3. Identify who are the influencial people in your organization who can make or break the initiative you are trying to roll out. Find out who they are, and then create a dialogue online (on the social platform) that is mutually beneficial. We know how to do this offline, go and talk to the key stakeholders, influence them, convince them, get them on your side, get them share their support in important meetings. Can we replicate this model online? Start a conversation, get the key stakeholders to comment postively to show "public" support. This is all about reinforcing existing power structure. What is interesting is to discover "influential people" who may not be in power, but attracts a lot of followers/interaction in a specific topical area but whom you do not know personally, they are the additional people to watch and engage.... They create the new rule of the game in a networked organization. How do you think the people in power would think/feel? Smart leaders will leverage the power of these hidden network.

4. Study what best practices other organisations are embracing internal social platform to transform their business model. McKinsey has published a great report on "unlocking the value of social networks", it is definitely worth reading. Also share early success examples to make it real for the late adopters (or people who do get it initially) to come on board.

5. Translate early learning into opportunities to share with business executive. Yes, this is so needed in any internal social platform roll out to continue to get senior support and buy in. Unfortunately, the measurement and reporting system in a traditional company does not help to present the value created by social business, I don't think we have a measurement and reporting model which can showcase the benefits of emergence yet! (David snowden certainly is doing great work in this area, I do not see any other examples. If you know of any, leave a comment here)

6. Listen to what the employees are saying to identify insights and opportunities. The social platform allow these voices to bubble up. Who's responsibility is it to listen to the voice of employees ( and I do not mean an annual HR survey)? Employees are chattering about business intelligence, competitors movement, latest wins and losses, customers' feedback, have your company invested in an approach to analyse and bring these intelligence shared into insights? Are these insights funnel to the right function for action? Who is in charge?
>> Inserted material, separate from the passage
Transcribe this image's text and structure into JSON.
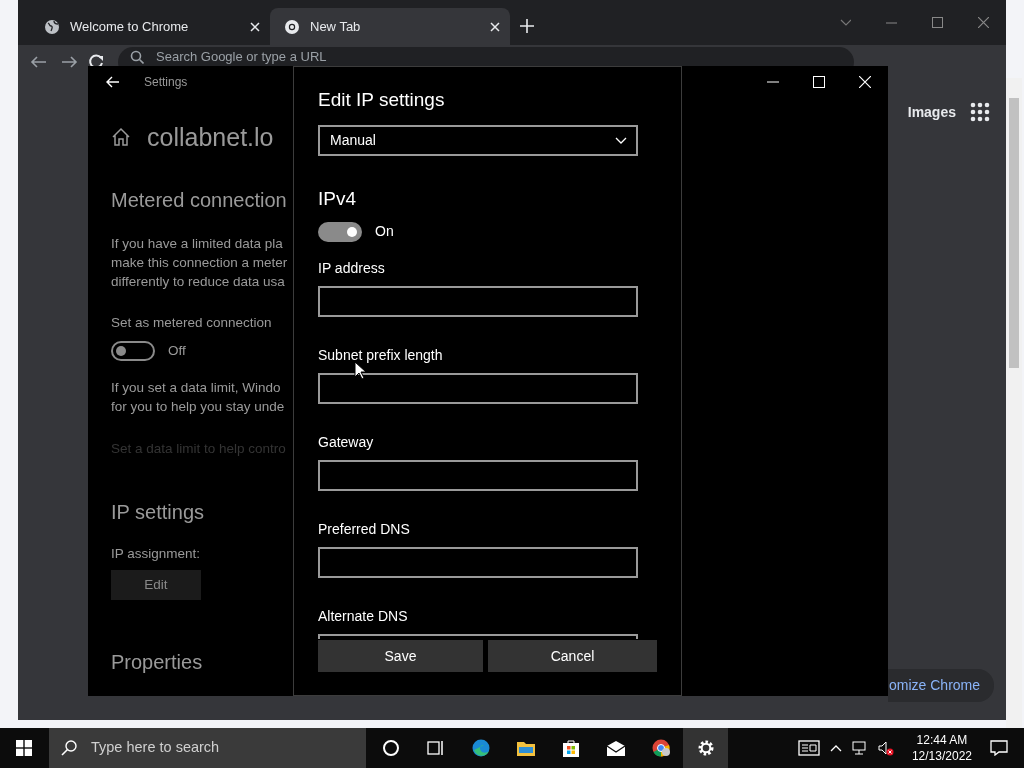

7. Observe what social tools are used by the employees. Give employees the tools they need to get their work done. This does not mean you force one single platform to do everything. Instead, make the social platform part of their day-to-day experience, make it part of their email, mobile experience.

8. See above
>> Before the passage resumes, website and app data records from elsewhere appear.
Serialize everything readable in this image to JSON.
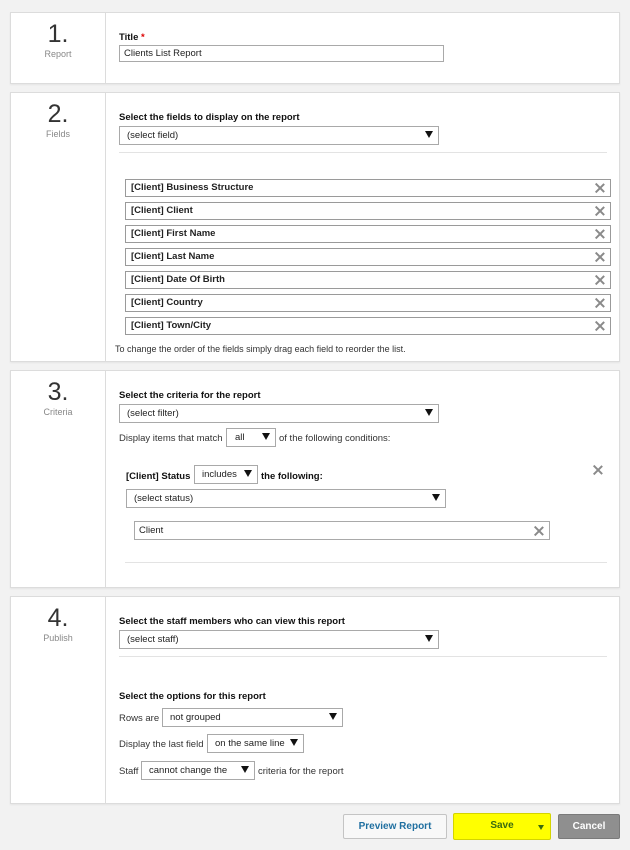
{
  "sections": {
    "report": {
      "num": "1.",
      "label": "Report",
      "title_label": "Title",
      "required": "*",
      "title_value": "Clients List Report"
    },
    "fields": {
      "num": "2.",
      "label": "Fields",
      "heading": "Select the fields to display on the report",
      "select_value": "(select field)",
      "items": [
        "[Client] Business Structure",
        "[Client] Client",
        "[Client] First Name",
        "[Client] Last Name",
        "[Client] Date Of Birth",
        "[Client] Country",
        "[Client] Town/City"
      ],
      "hint": "To change the order of the fields simply drag each field to reorder the list."
    },
    "criteria": {
      "num": "3.",
      "label": "Criteria",
      "heading": "Select the criteria for the report",
      "filter_value": "(select filter)",
      "match_prefix": "Display items that match",
      "match_value": "all",
      "match_suffix": "of the following conditions:",
      "condition_field": "[Client] Status",
      "condition_op": "includes",
      "condition_suffix": "the following:",
      "status_select": "(select status)",
      "status_item": "Client"
    },
    "publish": {
      "num": "4.",
      "label": "Publish",
      "heading": "Select the staff members who can view this report",
      "staff_select": "(select staff)",
      "options_heading": "Select the options for this report",
      "rows_label": "Rows are",
      "rows_value": "not grouped",
      "display_label": "Display the last field",
      "display_value": "on the same line",
      "staff_label": "Staff",
      "staff_value": "cannot change the",
      "staff_suffix": "criteria for the report"
    }
  },
  "buttons": {
    "preview": "Preview Report",
    "save": "Save",
    "cancel": "Cancel"
  },
  "colors": {
    "save_bg": "#ffff00",
    "preview_text": "#1f6fa0",
    "cancel_bg": "#8f8f8f"
  }
}
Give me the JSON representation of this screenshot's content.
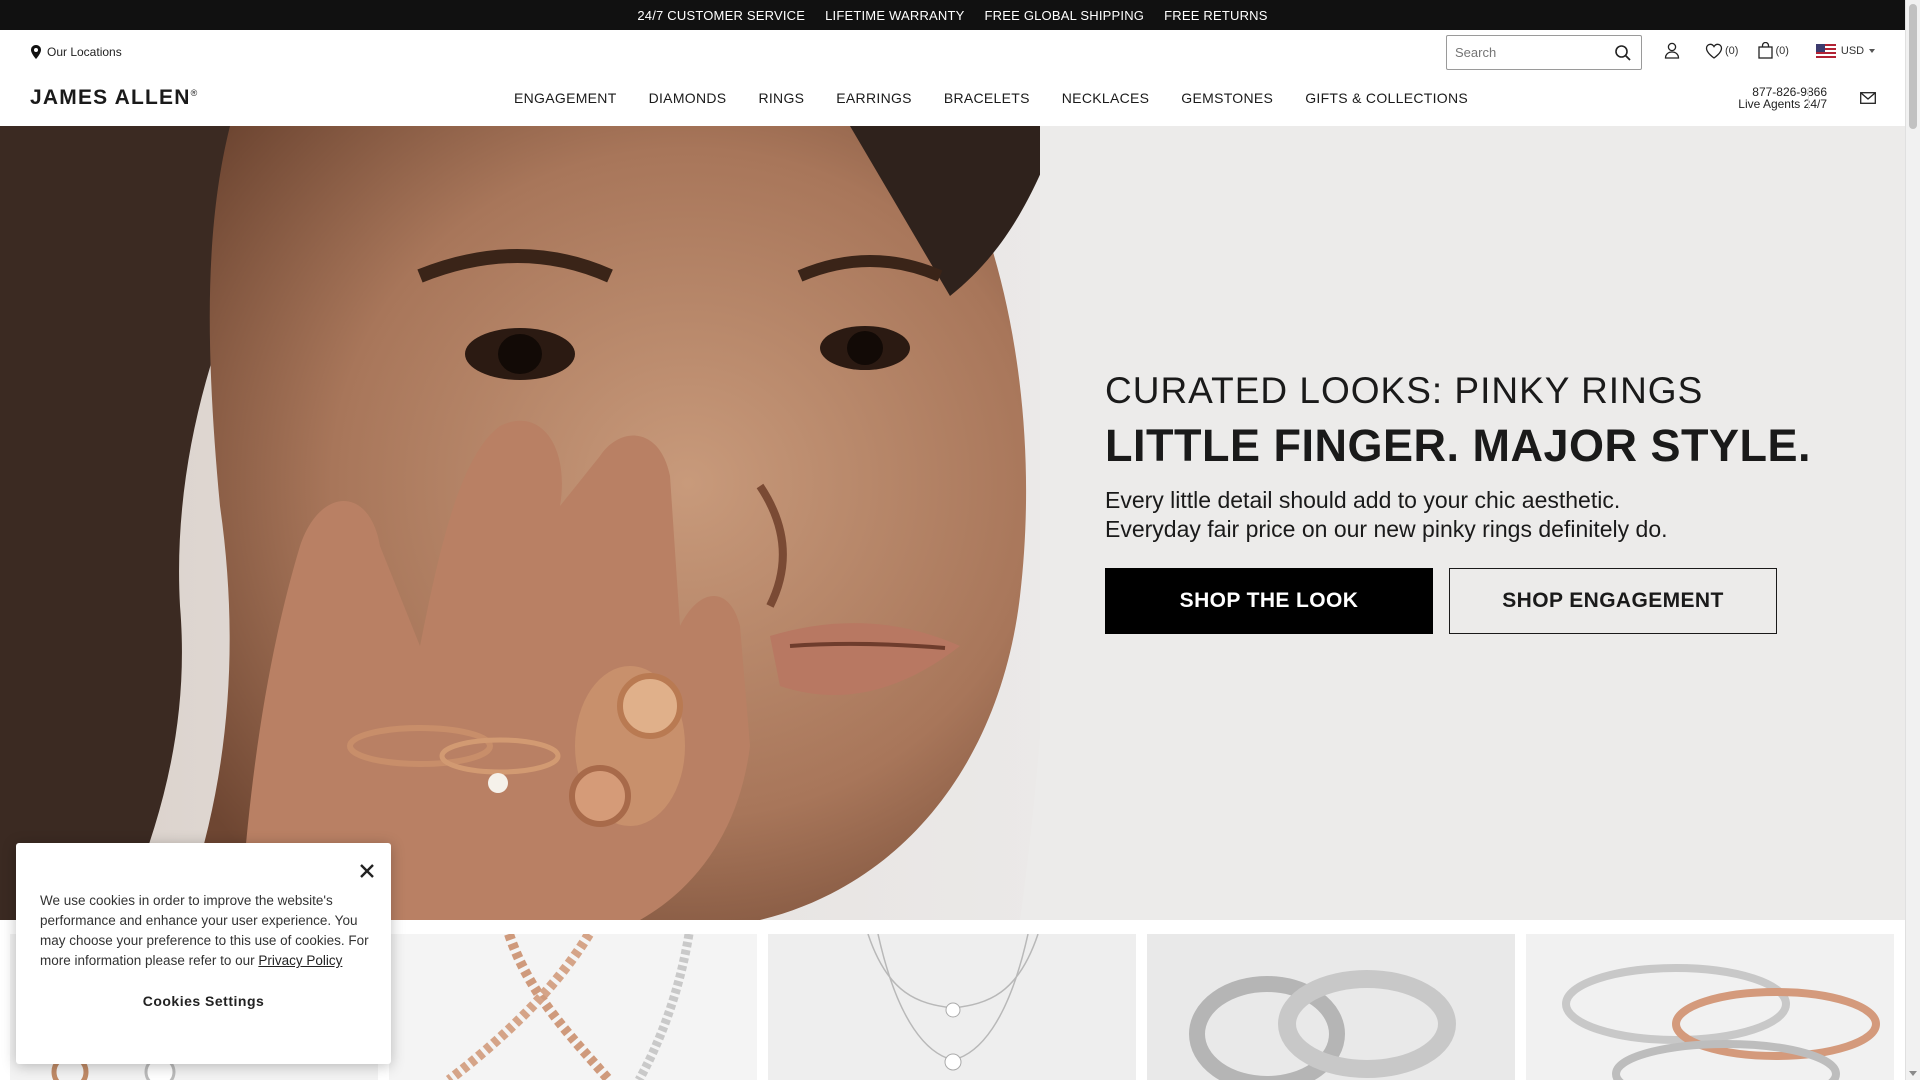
{
  "promo_bar": {
    "items": [
      "24/7 CUSTOMER SERVICE",
      "LIFETIME WARRANTY",
      "FREE GLOBAL SHIPPING",
      "FREE RETURNS"
    ]
  },
  "header": {
    "locations_label": "Our Locations",
    "logo": "JAMES ALLEN",
    "logo_mark": "®",
    "search_placeholder": "Search",
    "wishlist_count": "(0)",
    "cart_count": "(0)",
    "currency": "USD",
    "phone": "877-826-9866",
    "phone_sub": "Live Agents 24/7"
  },
  "nav": {
    "items": [
      "ENGAGEMENT",
      "DIAMONDS",
      "RINGS",
      "EARRINGS",
      "BRACELETS",
      "NECKLACES",
      "GEMSTONES",
      "GIFTS & COLLECTIONS"
    ]
  },
  "hero": {
    "eyebrow": "CURATED LOOKS: PINKY RINGS",
    "headline": "LITTLE FINGER. MAJOR STYLE.",
    "sub_line1": "Every little detail should add to your chic aesthetic.",
    "sub_line2": "Everyday fair price on our new pinky rings definitely do.",
    "cta_primary": "SHOP THE LOOK",
    "cta_secondary": "SHOP ENGAGEMENT"
  },
  "cookie_banner": {
    "text": "We use cookies in order to improve the website's performance and enhance your user experience. You may choose your preference to this use of cookies. For more information please refer to our ",
    "link": "Privacy Policy",
    "settings_label": "Cookies Settings"
  },
  "colors": {
    "promo_bg": "#111111",
    "hero_bg": "#ebe9e8",
    "button_primary": "#000000"
  }
}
9. See above

10. Give employees value in using the social platform which they cannot get anywhere. It has to add value to each individual. And each individual will get something different out of it!
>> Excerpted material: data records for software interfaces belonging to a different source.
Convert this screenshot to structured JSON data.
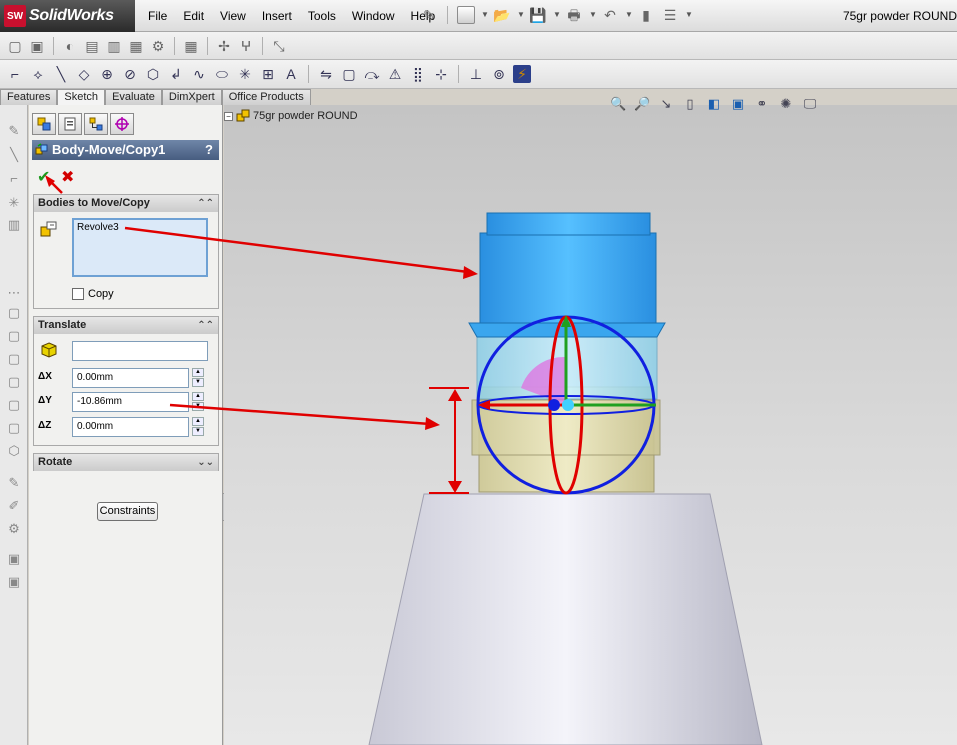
{
  "app": {
    "logo_badge": "SW",
    "name": "SolidWorks",
    "document_title": "75gr powder ROUND"
  },
  "menu": {
    "items": [
      "File",
      "Edit",
      "View",
      "Insert",
      "Tools",
      "Window",
      "Help"
    ]
  },
  "command_tabs": [
    "Features",
    "Sketch",
    "Evaluate",
    "DimXpert",
    "Office Products"
  ],
  "active_tab": "Sketch",
  "property_manager": {
    "title": "Body-Move/Copy1",
    "help": "?",
    "ok_icon": "check-icon",
    "cancel_icon": "x-icon",
    "bodies_group": {
      "title": "Bodies to Move/Copy",
      "selected_body": "Revolve3",
      "copy_label": "Copy",
      "copy_checked": false
    },
    "translate_group": {
      "title": "Translate",
      "entity_value": "",
      "dx_label": "ΔX",
      "dx_value": "0.00mm",
      "dy_label": "ΔY",
      "dy_value": "-10.86mm",
      "dz_label": "ΔZ",
      "dz_value": "0.00mm"
    },
    "rotate_group": {
      "title": "Rotate"
    },
    "constraints_label": "Constraints"
  },
  "feature_tree": {
    "root_label": "75gr powder ROUND"
  },
  "colors": {
    "pm_title_bar": "#475d80",
    "body_blue": "#2aa0f0",
    "annotation_red": "#e00000",
    "triad_green": "#20a020",
    "ok_green": "#1e9a1e"
  }
}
The conclusion is that these 10 steps are as relevant to introduce social platform internally within an enterprise. However, I would argue that the maturity level is so much lower than in the consumer world, and it is going to take a long time to change, especially in these area:
- invest in content and engagement with employees (We have managing employees in a "mechanistic" way since the industrial revolution. Here is an opportunity to go back to basic and treat each employee as valuable living breathing human beings with passion, dreams and emotions and listen to what they can offer)
- good dialogue (Good leaders do it all the time. Look around the workplace, and you notice that most dialogue is one-way, directional, with no give-and-take. Here is the opportunity to bring back two way dialogue and listening in the workplace)

This is tough. Not only seniors have to change, employees have to "unlearn" and take responsibility 

Companies are way ahead in the consumer world to embrace social technologies, including defining the processes and new roles to listen, engage and serve the customers. Within the firewall, whilst new social platform is being put in place, the required change in management practices has yet to catch up to fully realise the potential.